Aim of the exercise → From the records below, copy each line in which the string "JSON" occurs.

Component data from apps and pages:
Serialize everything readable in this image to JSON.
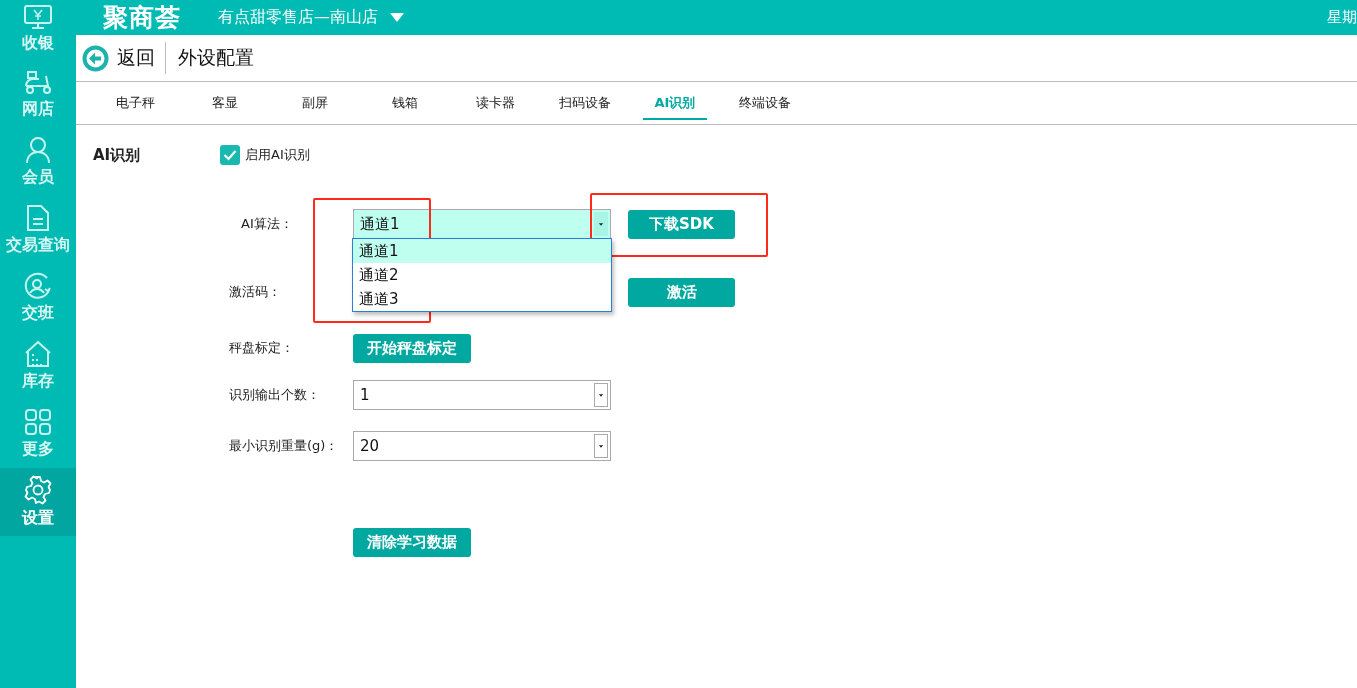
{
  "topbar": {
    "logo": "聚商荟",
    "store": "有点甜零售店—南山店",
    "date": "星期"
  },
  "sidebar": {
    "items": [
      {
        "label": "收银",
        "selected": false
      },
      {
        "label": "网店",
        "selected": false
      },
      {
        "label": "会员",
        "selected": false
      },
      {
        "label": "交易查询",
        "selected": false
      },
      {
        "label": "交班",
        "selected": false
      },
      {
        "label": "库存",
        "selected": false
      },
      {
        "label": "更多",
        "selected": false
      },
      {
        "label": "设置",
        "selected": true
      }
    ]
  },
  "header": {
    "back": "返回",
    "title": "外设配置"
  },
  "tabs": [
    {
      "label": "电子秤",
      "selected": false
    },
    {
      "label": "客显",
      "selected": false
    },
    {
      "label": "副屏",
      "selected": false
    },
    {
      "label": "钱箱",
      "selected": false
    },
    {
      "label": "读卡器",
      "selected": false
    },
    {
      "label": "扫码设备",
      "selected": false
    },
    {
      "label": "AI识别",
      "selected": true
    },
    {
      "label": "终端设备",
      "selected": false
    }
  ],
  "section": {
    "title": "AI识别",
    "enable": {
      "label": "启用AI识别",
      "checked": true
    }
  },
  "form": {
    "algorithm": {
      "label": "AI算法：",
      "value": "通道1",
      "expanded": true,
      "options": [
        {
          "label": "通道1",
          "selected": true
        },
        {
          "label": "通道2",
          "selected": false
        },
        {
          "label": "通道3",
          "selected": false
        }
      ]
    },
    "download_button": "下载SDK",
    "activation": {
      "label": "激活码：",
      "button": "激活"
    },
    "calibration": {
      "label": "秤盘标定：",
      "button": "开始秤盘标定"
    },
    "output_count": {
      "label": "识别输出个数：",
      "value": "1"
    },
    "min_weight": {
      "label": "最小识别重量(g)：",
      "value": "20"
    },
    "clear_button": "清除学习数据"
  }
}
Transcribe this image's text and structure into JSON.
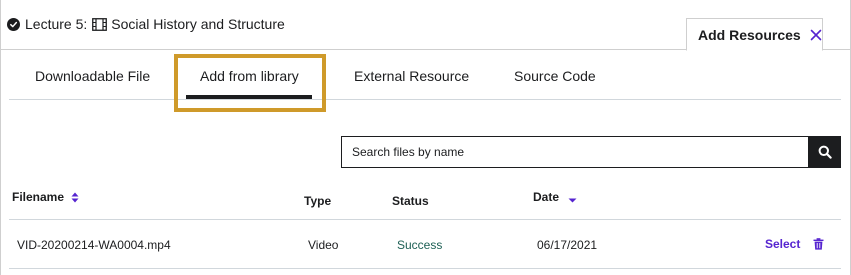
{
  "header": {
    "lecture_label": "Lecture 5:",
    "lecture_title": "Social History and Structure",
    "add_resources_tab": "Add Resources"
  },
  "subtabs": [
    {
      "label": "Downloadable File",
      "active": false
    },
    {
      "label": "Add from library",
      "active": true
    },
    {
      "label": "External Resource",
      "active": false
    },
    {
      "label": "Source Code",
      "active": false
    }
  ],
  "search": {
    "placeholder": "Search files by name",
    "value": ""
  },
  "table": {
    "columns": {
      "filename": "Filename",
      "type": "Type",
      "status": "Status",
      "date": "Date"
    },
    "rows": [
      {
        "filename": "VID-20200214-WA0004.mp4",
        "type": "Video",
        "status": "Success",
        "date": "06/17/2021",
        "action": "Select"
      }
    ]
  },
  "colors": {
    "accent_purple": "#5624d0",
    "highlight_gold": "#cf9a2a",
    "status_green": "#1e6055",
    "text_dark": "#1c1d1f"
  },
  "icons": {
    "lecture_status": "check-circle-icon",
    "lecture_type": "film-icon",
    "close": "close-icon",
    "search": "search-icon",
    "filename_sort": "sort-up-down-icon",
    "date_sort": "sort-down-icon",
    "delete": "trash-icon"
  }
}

Exercise solution →
Serialize everything readable in this image to JSON.
Transcribe this image's text and structure into JSON.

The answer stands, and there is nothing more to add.